Despite closed borders, and contrary to popular opinion, Polish design fared remarkably well in the com
Despite closed borders, and contrary to popular opinion, Polish design fared remarkably well in the communist period. The unavailability of materials and system restrictions which Polish artists constantly had to deal with paradoxically opened the way to creativity. Making something out of nothing was the starting point for many original artists.
Many of those forgotten designs are back in fashion. The young generation of Polish artists is going back to and rediscovering the design of the communist Polish People’s Republic (PRL), recreating the best specimens from that period. A sample of the most interesting projects and the unique atmosphere of that bygone era will be presented at a unique street gallery during Brussels Design September.
The exhibition will distinguish itself with its original form of presentation – the exhibits will be placed in booths specially designed for the occasion and located in popular Brussels destinations. Art in the Box is a way for each passer-by to have a chance to see the exhibition. The booths' characteristic pattern and lighting will help draw attention to them and concentrate it on the presented objects. The original designs of the PRL, previously unavailable to those outside the Soviet bloc and afterwards displaced from common memory, will at last be presented to a wider audience.

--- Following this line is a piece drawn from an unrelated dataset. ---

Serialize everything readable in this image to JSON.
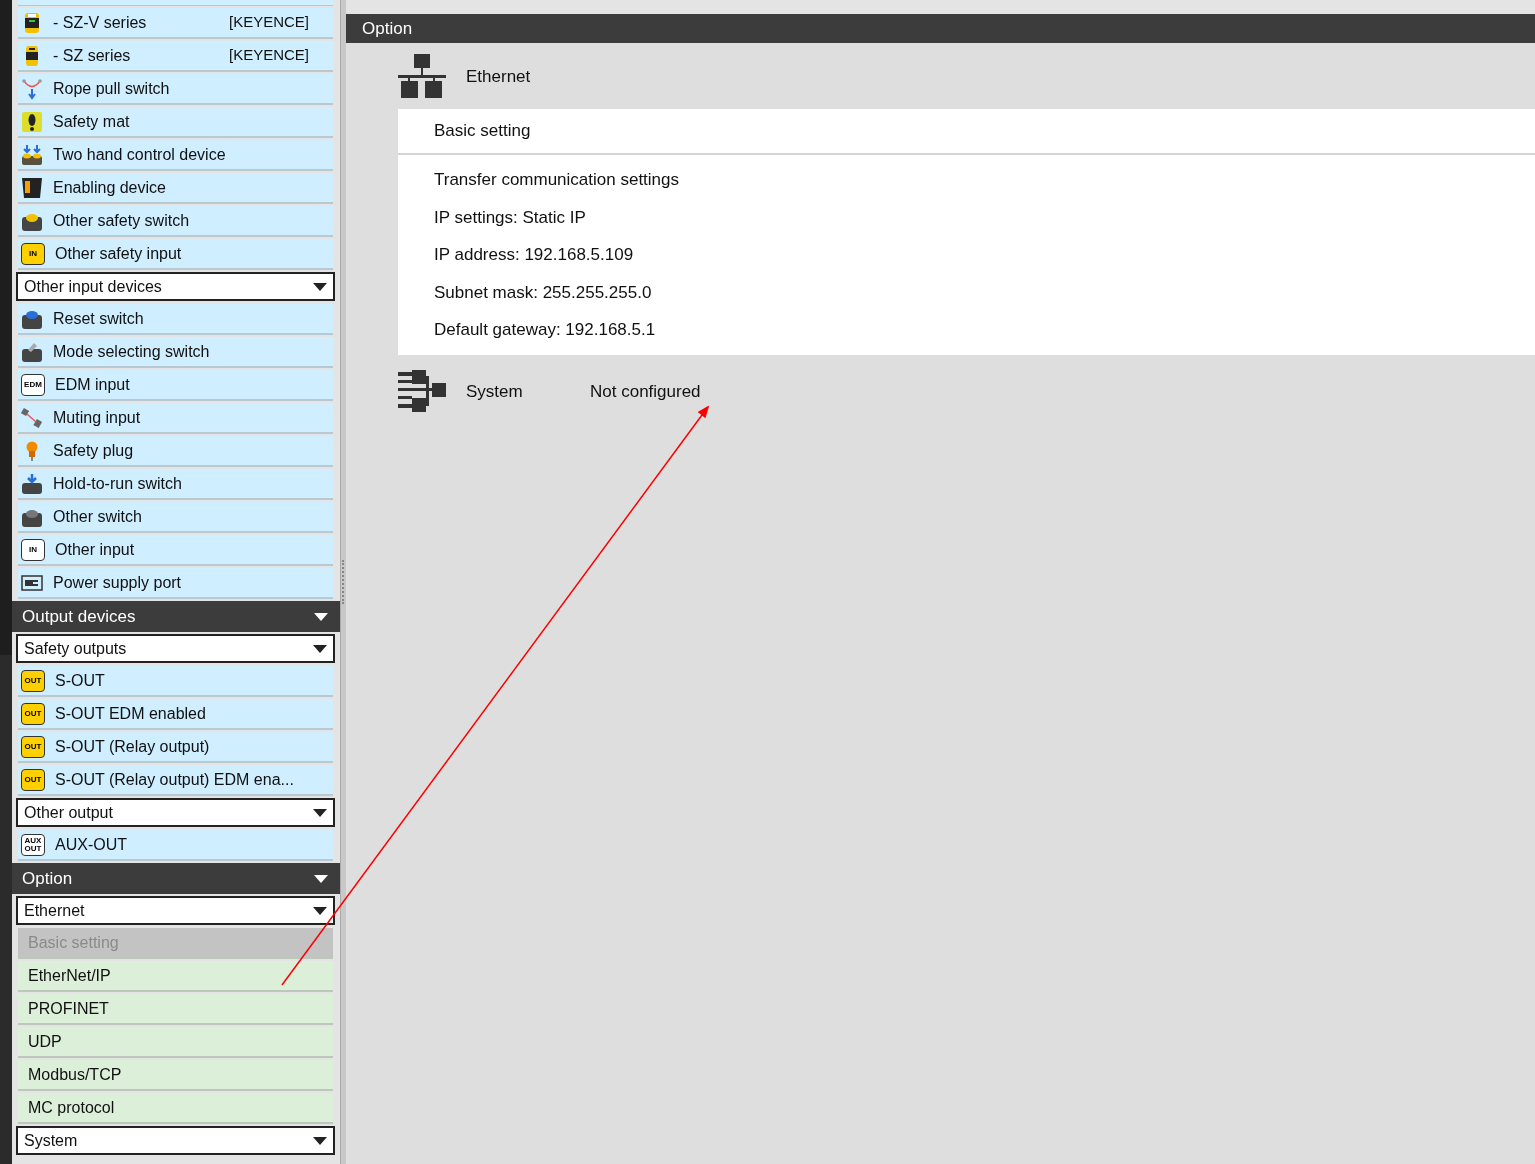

Design in PRL times, apart from its aesthetic qualities, was intended to make things useful. Thus, during the Crazy Polish Design exhibition, the presented everyday art will be divided into four categories: lifestyle, kids, recycling, and health. The characteristic chairs and tables, the cosmic bike, crazy cups, and other PRL-era gadgets will be displayed for a few weeks in Brussels' public spaces.
The booth locations: Rue du Vieux Marché aux Grain/Rue Antoine Dansaert, Square Marie-Louise, Solidaroność Square.
Source: press materials, ed. km, September 2014. transl. szm